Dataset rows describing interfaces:
● ● ● ●

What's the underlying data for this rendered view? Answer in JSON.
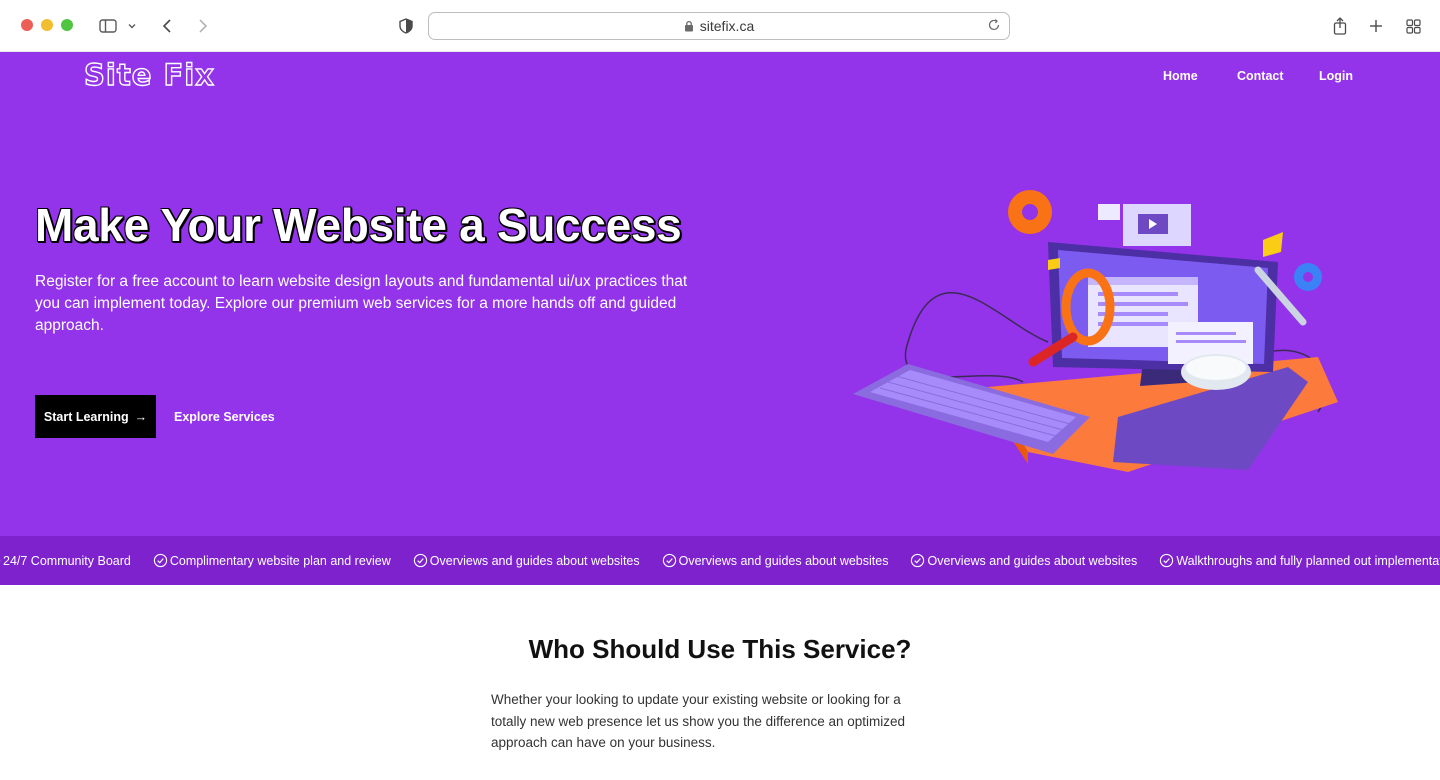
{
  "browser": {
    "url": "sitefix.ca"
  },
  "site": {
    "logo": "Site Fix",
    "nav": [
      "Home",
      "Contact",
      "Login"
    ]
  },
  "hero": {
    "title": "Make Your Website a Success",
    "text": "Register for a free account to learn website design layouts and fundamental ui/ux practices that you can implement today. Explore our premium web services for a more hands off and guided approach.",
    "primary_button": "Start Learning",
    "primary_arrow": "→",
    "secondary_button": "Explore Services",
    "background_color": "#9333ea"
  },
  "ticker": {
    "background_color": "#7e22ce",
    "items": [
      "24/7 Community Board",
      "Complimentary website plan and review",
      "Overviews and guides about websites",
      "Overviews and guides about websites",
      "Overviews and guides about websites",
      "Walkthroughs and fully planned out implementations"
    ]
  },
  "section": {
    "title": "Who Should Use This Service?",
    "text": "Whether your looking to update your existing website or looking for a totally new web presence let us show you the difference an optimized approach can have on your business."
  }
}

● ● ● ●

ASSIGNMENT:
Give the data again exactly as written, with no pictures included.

FINAL ANSWER:
What's the underlying data for this rendered view? Answer in JSON.
{
  "browser": {
    "url": "sitefix.ca"
  },
  "site": {
    "logo": "Site Fix",
    "nav": [
      "Home",
      "Contact",
      "Login"
    ]
  },
  "hero": {
    "title": "Make Your Website a Success",
    "text": "Register for a free account to learn website design layouts and fundamental ui/ux practices that you can implement today. Explore our premium web services for a more hands off and guided approach.",
    "primary_button": "Start Learning",
    "primary_arrow": "→",
    "secondary_button": "Explore Services",
    "background_color": "#9333ea"
  },
  "ticker": {
    "background_color": "#7e22ce",
    "items": [
      "24/7 Community Board",
      "Complimentary website plan and review",
      "Overviews and guides about websites",
      "Overviews and guides about websites",
      "Overviews and guides about websites",
      "Walkthroughs and fully planned out implementations"
    ]
  },
  "section": {
    "title": "Who Should Use This Service?",
    "text": "Whether your looking to update your existing website or looking for a totally new web presence let us show you the difference an optimized approach can have on your business."
  }
}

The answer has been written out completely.